BEGIN

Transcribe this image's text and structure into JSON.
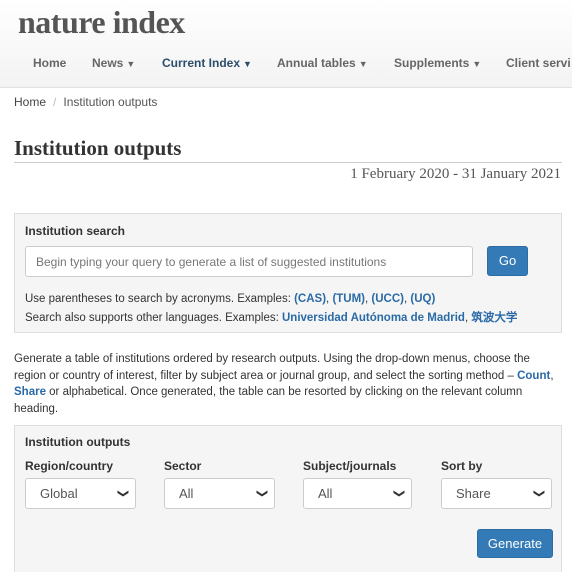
{
  "logo": "nature index",
  "nav": [
    {
      "label": "Home",
      "has_caret": false
    },
    {
      "label": "News",
      "has_caret": true
    },
    {
      "label": "Current Index",
      "has_caret": true
    },
    {
      "label": "Annual tables",
      "has_caret": true
    },
    {
      "label": "Supplements",
      "has_caret": true
    },
    {
      "label": "Client servi",
      "has_caret": false
    }
  ],
  "active_nav": "Current Index",
  "breadcrumb": {
    "home": "Home",
    "separator": "/",
    "current": "Institution outputs"
  },
  "page_title": "Institution outputs",
  "date_range": "1 February 2020 - 31 January 2021",
  "search": {
    "label": "Institution search",
    "placeholder": "Begin typing your query to generate a list of suggested institutions",
    "go_label": "Go",
    "help1_text": "Use parentheses to search by acronyms. Examples: ",
    "help1_examples": [
      "(CAS)",
      "(TUM)",
      "(UCC)",
      "(UQ)"
    ],
    "help2_text": "Search also supports other languages. Examples: ",
    "help2_examples": [
      "Universidad Autónoma de Madrid",
      "筑波大学"
    ]
  },
  "intro": {
    "part1": "Generate a table of institutions ordered by research outputs. Using the drop-down menus, choose the region or country of interest, filter by subject area or journal group, and select the sorting method – ",
    "count": "Count",
    "comma": ", ",
    "share": "Share",
    "part2": " or alphabetical. Once generated, the table can be resorted by clicking on the relevant column heading."
  },
  "outputs": {
    "label": "Institution outputs",
    "fields": [
      {
        "label": "Region/country",
        "value": "Global"
      },
      {
        "label": "Sector",
        "value": "All"
      },
      {
        "label": "Subject/journals",
        "value": "All"
      },
      {
        "label": "Sort by",
        "value": "Share"
      }
    ],
    "generate_label": "Generate"
  },
  "colors": {
    "accent": "#337ab7",
    "link": "#2a6aa6",
    "nav_active": "#2c4e6b"
  },
  "icons": {
    "dropdown_caret": "caret-down-icon",
    "select_chevron": "chevron-down-icon"
  }
}
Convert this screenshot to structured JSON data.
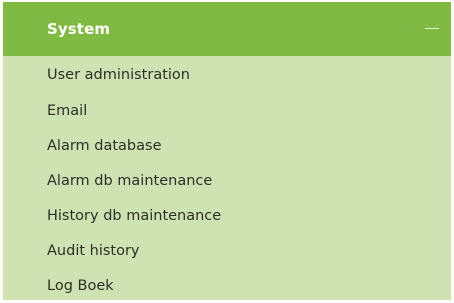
{
  "section": {
    "title": "System",
    "collapse_icon": "minus-icon"
  },
  "menu": {
    "items": [
      {
        "label": "User administration"
      },
      {
        "label": "Email"
      },
      {
        "label": "Alarm database"
      },
      {
        "label": "Alarm db maintenance"
      },
      {
        "label": "History db maintenance"
      },
      {
        "label": "Audit history"
      },
      {
        "label": "Log Boek"
      }
    ]
  },
  "colors": {
    "header_bg": "#7fbb42",
    "menu_bg": "#cfe3b2",
    "header_text": "#ffffff",
    "item_text": "#2b2f28"
  }
}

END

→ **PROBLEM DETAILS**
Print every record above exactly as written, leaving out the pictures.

→ **ANSWER FOR THIS EXERCISE**
Transcribe this image's text and structure into JSON.
{
  "logo": "nature index",
  "nav": [
    {
      "label": "Home",
      "has_caret": false
    },
    {
      "label": "News",
      "has_caret": true
    },
    {
      "label": "Current Index",
      "has_caret": true
    },
    {
      "label": "Annual tables",
      "has_caret": true
    },
    {
      "label": "Supplements",
      "has_caret": true
    },
    {
      "label": "Client servi",
      "has_caret": false
    }
  ],
  "active_nav": "Current Index",
  "breadcrumb": {
    "home": "Home",
    "separator": "/",
    "current": "Institution outputs"
  },
  "page_title": "Institution outputs",
  "date_range": "1 February 2020 - 31 January 2021",
  "search": {
    "label": "Institution search",
    "placeholder": "Begin typing your query to generate a list of suggested institutions",
    "go_label": "Go",
    "help1_text": "Use parentheses to search by acronyms. Examples: ",
    "help1_examples": [
      "(CAS)",
      "(TUM)",
      "(UCC)",
      "(UQ)"
    ],
    "help2_text": "Search also supports other languages. Examples: ",
    "help2_examples": [
      "Universidad Autónoma de Madrid",
      "筑波大学"
    ]
  },
  "intro": {
    "part1": "Generate a table of institutions ordered by research outputs. Using the drop-down menus, choose the region or country of interest, filter by subject area or journal group, and select the sorting method – ",
    "count": "Count",
    "comma": ", ",
    "share": "Share",
    "part2": " or alphabetical. Once generated, the table can be resorted by clicking on the relevant column heading."
  },
  "outputs": {
    "label": "Institution outputs",
    "fields": [
      {
        "label": "Region/country",
        "value": "Global"
      },
      {
        "label": "Sector",
        "value": "All"
      },
      {
        "label": "Subject/journals",
        "value": "All"
      },
      {
        "label": "Sort by",
        "value": "Share"
      }
    ],
    "generate_label": "Generate"
  },
  "colors": {
    "accent": "#337ab7",
    "link": "#2a6aa6",
    "nav_active": "#2c4e6b"
  },
  "icons": {
    "dropdown_caret": "caret-down-icon",
    "select_chevron": "chevron-down-icon"
  }
}
Convert this screenshot to structured JSON data.
{
  "section": {
    "title": "System",
    "collapse_icon": "minus-icon"
  },
  "menu": {
    "items": [
      {
        "label": "User administration"
      },
      {
        "label": "Email"
      },
      {
        "label": "Alarm database"
      },
      {
        "label": "Alarm db maintenance"
      },
      {
        "label": "History db maintenance"
      },
      {
        "label": "Audit history"
      },
      {
        "label": "Log Boek"
      }
    ]
  },
  "colors": {
    "header_bg": "#7fbb42",
    "menu_bg": "#cfe3b2",
    "header_text": "#ffffff",
    "item_text": "#2b2f28"
  }
}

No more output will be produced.